It was no doubt the high yields and growing demand for grain that encouraged the Canadian Pacific Railway to extend a branch line from Marsden, Saskatchewan through to Paradise Valley in 1929. The track was built through to LSD 13 of NW6 TP47 R2 W4, where the CPR subdivided a townsite and erected a small station. The post office was brought in and a community called Paradise Valley quickly evolved, although it was never large and would not be incorporated as a village until 1964. The district was prosperous however, and the farmers were happy not to have to haul their farm produce all the way to Kitscoty, for, almost immediately after the railway arrived, several grain elevators dotted the skyline. These were owned by the United Grain Growers, Searle, the western Grain Company, and the Alberta Wheat Pool. In time, these elevators were joined by structures owned by the McCabe Brothers and the Federal Grain Company.
That one of the first elevators would have been an Alberta Wheat Pool structure is not surprising, for, by this time, the Pool had become the predominant grain company in Alberta. It was a farmers’ owned company begun six years earlier under the direction of Henry Wise Wood of the United Farmers of Alberta. The Alberta Wheat Pool was a co-operative in the sense that all members agreed to pool their earnings to gain steady and assured profits. The profits were also marginally greater than normal as no entrepreneurial interests stood between the farmers and the international markets. This collective approach also allowed the farmers to withstand periods of low prices by holding back grain for sale until prices were higher.

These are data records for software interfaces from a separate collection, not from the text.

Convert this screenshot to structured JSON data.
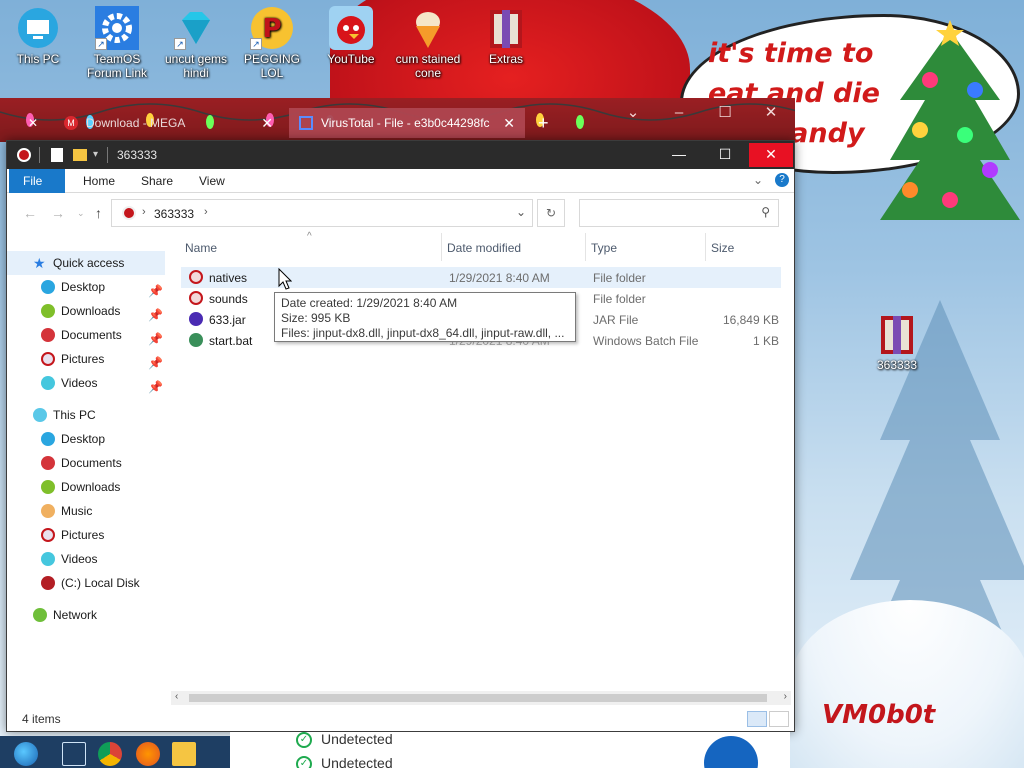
{
  "desktop": {
    "icons": [
      {
        "label": "This PC",
        "icon": "this-pc-icon"
      },
      {
        "label": "TeamOS Forum Link",
        "icon": "gear-icon"
      },
      {
        "label": "uncut gems hindi",
        "icon": "diamond-icon"
      },
      {
        "label": "PEGGING LOL",
        "icon": "letter-p-icon"
      },
      {
        "label": "YouTube",
        "icon": "angry-bird-icon"
      },
      {
        "label": "cum stained cone",
        "icon": "ice-cream-icon"
      },
      {
        "label": "Extras",
        "icon": "winrar-icon"
      }
    ],
    "folder_icon_label": "363333",
    "wallpaper_text": "it's time to eat and die and candy cane",
    "signature": "VM0b0t"
  },
  "browser": {
    "tabs": [
      {
        "label": "Download - MEGA",
        "active": false
      },
      {
        "label": "VirusTotal - File - e3b0c44298fc",
        "active": true
      }
    ],
    "new_tab_label": "+"
  },
  "explorer": {
    "title": "363333",
    "ribbon_tabs": [
      "File",
      "Home",
      "Share",
      "View"
    ],
    "address": {
      "crumb": "363333"
    },
    "search_placeholder": "",
    "nav": {
      "quick_access": "Quick access",
      "quick_items": [
        "Desktop",
        "Downloads",
        "Documents",
        "Pictures",
        "Videos"
      ],
      "this_pc": "This PC",
      "pc_items": [
        "Desktop",
        "Documents",
        "Downloads",
        "Music",
        "Pictures",
        "Videos",
        "(C:) Local Disk"
      ],
      "network": "Network"
    },
    "columns": {
      "name": "Name",
      "date": "Date modified",
      "type": "Type",
      "size": "Size"
    },
    "files": [
      {
        "name": "natives",
        "date": "1/29/2021 8:40 AM",
        "type": "File folder",
        "size": ""
      },
      {
        "name": "sounds",
        "date": "",
        "type": "File folder",
        "size": ""
      },
      {
        "name": "633.jar",
        "date": "",
        "type": "JAR File",
        "size": "16,849 KB"
      },
      {
        "name": "start.bat",
        "date": "1/29/2021 8:40 AM",
        "type": "Windows Batch File",
        "size": "1 KB"
      }
    ],
    "tooltip": {
      "created": "Date created: 1/29/2021 8:40 AM",
      "size": "Size: 995 KB",
      "files": "Files: jinput-dx8.dll, jinput-dx8_64.dll, jinput-raw.dll, ..."
    },
    "status": "4 items"
  },
  "virustotal": {
    "rows": [
      "Undetected",
      "Undetected"
    ]
  },
  "colors": {
    "file_tab": "#1979ca",
    "close_red": "#e81123",
    "selection": "#e5f0fb",
    "browser_bar": "#8a1c1f",
    "wallpaper_text": "#d11a1a"
  }
}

The Alberta Wheat Pool elevator in Paradise Valley continued to serve the district throughout the Great Depression, when prices dropped to as low as $0.32 per bushel for #1 wheat. Prosperity returned with the coming of World War II and the war’s immediate aftermath. In 1962, the Wheat Pool elevator was accompanied by a large crib annex. Also, as so many district farmers were Pool members, the Pool gradually purchased the other elevators in the village until, by 1980, the Pool owned all five of them. Not long afterwards however, the Pool took a course leading to the building of larger district elevators, and the Pool elevators in Paradise Valley began to be dismantled. Farmers were soon made to take their grain north to Kitscoty, which became easier with the paving of Highway #897. The original Pool elevator was left standing however and was turned over to the Paradise Valley & District Museum Society. In 2008 it became a provincial historic resource, as did the nearby 1929 CPR railway station. Read the Statements of Signicance for both these sites by visiting the Alberta Register of Historic Places (search: Paradise Valley).
Written by: David Leonard, Historian